■ TASK ITEM
Your answer must be an exact copy of the records below, with every picture left out.

╭─ DATA EXTRACTS

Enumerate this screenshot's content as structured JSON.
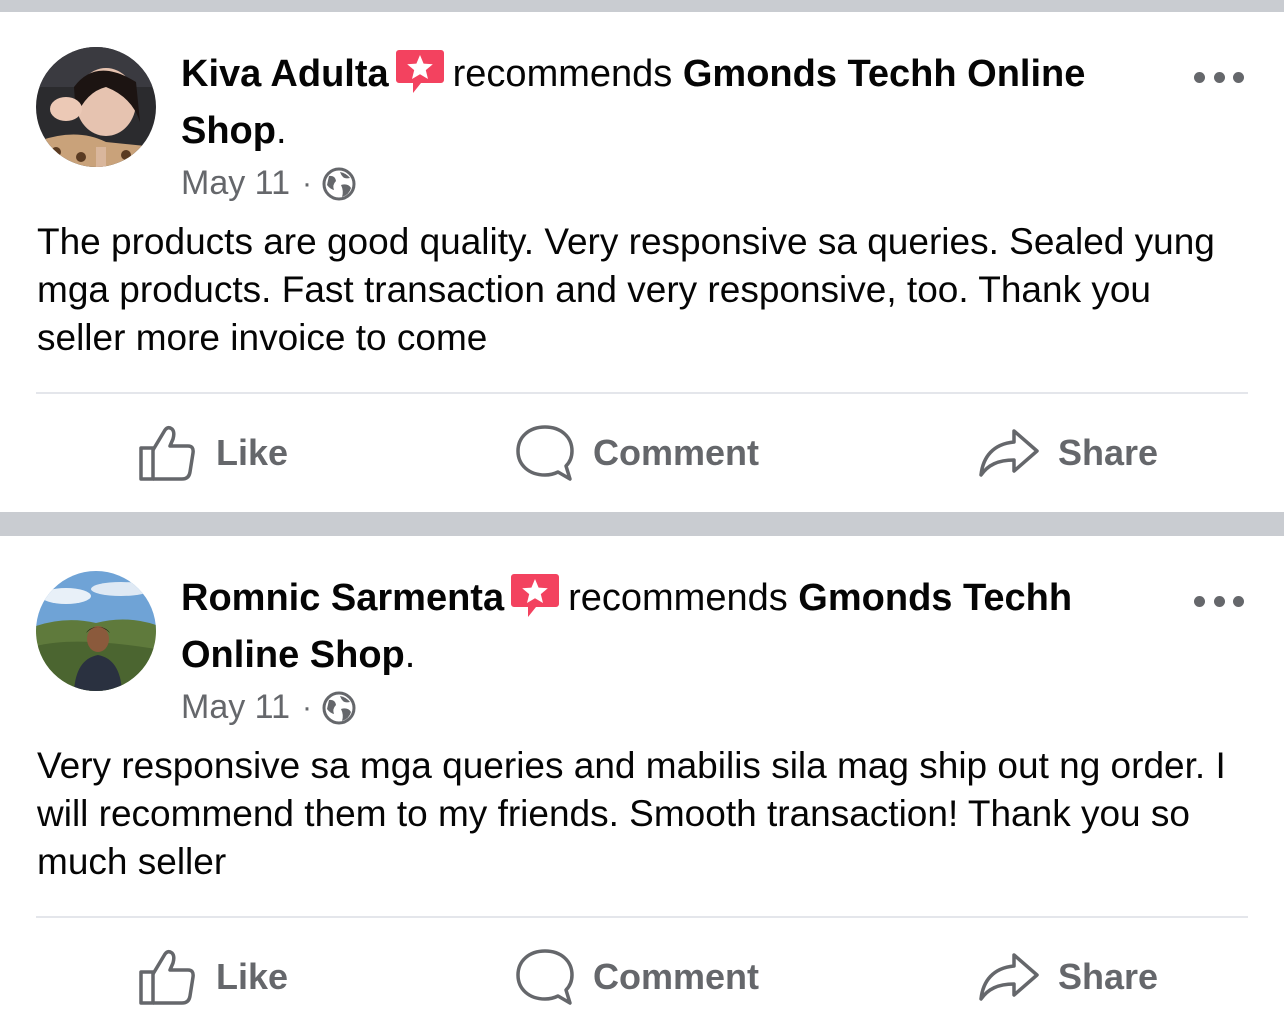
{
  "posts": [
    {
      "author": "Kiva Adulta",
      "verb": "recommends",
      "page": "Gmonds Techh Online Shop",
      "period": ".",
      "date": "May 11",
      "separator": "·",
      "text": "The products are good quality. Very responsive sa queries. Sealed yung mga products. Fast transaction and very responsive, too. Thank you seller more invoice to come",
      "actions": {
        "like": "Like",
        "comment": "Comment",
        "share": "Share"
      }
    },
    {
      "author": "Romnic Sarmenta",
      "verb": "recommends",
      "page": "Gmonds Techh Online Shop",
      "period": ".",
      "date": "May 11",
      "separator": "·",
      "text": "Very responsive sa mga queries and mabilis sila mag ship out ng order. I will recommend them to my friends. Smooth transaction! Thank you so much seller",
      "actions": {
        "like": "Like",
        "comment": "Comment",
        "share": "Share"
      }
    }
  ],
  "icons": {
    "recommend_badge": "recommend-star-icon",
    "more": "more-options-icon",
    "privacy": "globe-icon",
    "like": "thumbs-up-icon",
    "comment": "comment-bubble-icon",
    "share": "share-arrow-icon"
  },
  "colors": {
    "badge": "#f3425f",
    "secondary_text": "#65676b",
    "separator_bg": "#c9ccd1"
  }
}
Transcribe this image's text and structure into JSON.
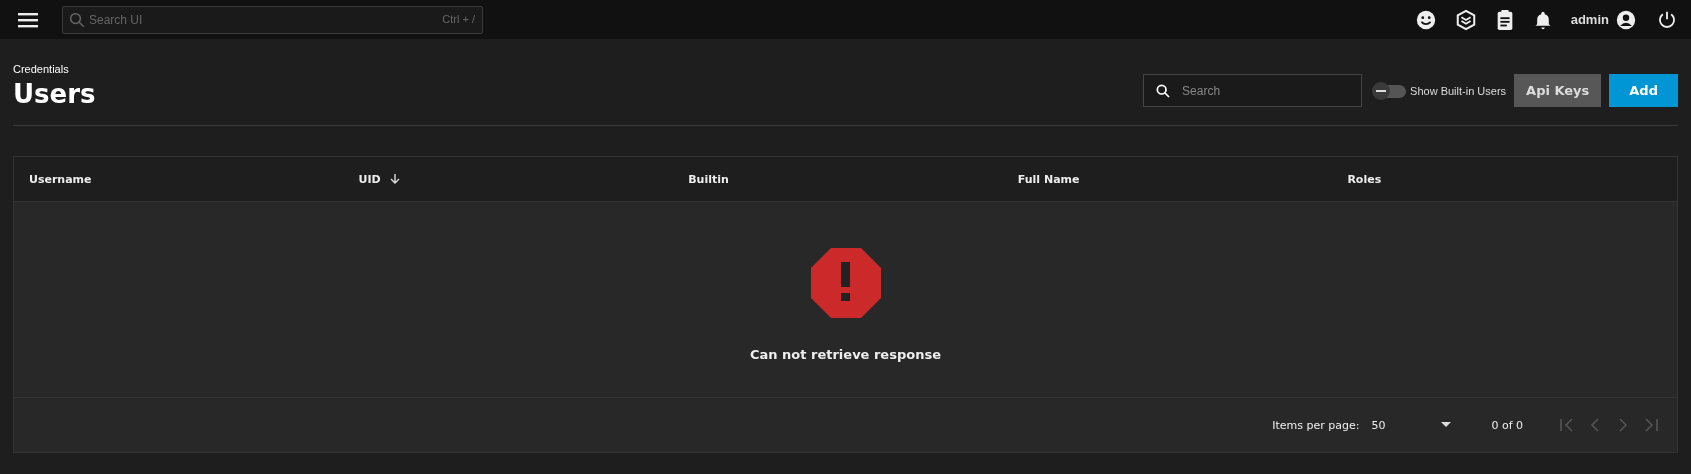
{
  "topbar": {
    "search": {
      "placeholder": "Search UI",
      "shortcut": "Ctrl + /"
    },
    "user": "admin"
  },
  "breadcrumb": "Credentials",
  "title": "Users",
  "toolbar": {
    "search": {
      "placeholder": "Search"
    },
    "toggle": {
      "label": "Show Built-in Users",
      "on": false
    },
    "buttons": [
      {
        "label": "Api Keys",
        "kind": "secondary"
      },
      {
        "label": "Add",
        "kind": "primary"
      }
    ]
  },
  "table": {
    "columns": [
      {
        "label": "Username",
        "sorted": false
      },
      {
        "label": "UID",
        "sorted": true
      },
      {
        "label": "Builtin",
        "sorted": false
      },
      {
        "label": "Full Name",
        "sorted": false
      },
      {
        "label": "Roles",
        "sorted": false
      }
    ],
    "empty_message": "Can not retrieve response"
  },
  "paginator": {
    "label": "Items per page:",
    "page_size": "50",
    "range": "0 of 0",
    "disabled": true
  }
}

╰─

■ COMPLETED EXERCISE
Enumerate this screenshot's content as structured JSON.
{
  "posts": [
    {
      "author": "Kiva Adulta",
      "verb": "recommends",
      "page": "Gmonds Techh Online Shop",
      "period": ".",
      "date": "May 11",
      "separator": "·",
      "text": "The products are good quality. Very responsive sa queries. Sealed yung mga products. Fast transaction and very responsive, too. Thank you seller more invoice to come",
      "actions": {
        "like": "Like",
        "comment": "Comment",
        "share": "Share"
      }
    },
    {
      "author": "Romnic Sarmenta",
      "verb": "recommends",
      "page": "Gmonds Techh Online Shop",
      "period": ".",
      "date": "May 11",
      "separator": "·",
      "text": "Very responsive sa mga queries and mabilis sila mag ship out ng order. I will recommend them to my friends. Smooth transaction! Thank you so much seller",
      "actions": {
        "like": "Like",
        "comment": "Comment",
        "share": "Share"
      }
    }
  ],
  "icons": {
    "recommend_badge": "recommend-star-icon",
    "more": "more-options-icon",
    "privacy": "globe-icon",
    "like": "thumbs-up-icon",
    "comment": "comment-bubble-icon",
    "share": "share-arrow-icon"
  },
  "colors": {
    "badge": "#f3425f",
    "secondary_text": "#65676b",
    "separator_bg": "#c9ccd1"
  }
}
Transcribe this image's text and structure into JSON.
{
  "topbar": {
    "search": {
      "placeholder": "Search UI",
      "shortcut": "Ctrl + /"
    },
    "user": "admin"
  },
  "breadcrumb": "Credentials",
  "title": "Users",
  "toolbar": {
    "search": {
      "placeholder": "Search"
    },
    "toggle": {
      "label": "Show Built-in Users",
      "on": false
    },
    "buttons": [
      {
        "label": "Api Keys",
        "kind": "secondary"
      },
      {
        "label": "Add",
        "kind": "primary"
      }
    ]
  },
  "table": {
    "columns": [
      {
        "label": "Username",
        "sorted": false
      },
      {
        "label": "UID",
        "sorted": true
      },
      {
        "label": "Builtin",
        "sorted": false
      },
      {
        "label": "Full Name",
        "sorted": false
      },
      {
        "label": "Roles",
        "sorted": false
      }
    ],
    "empty_message": "Can not retrieve response"
  },
  "paginator": {
    "label": "Items per page:",
    "page_size": "50",
    "range": "0 of 0",
    "disabled": true
  }
}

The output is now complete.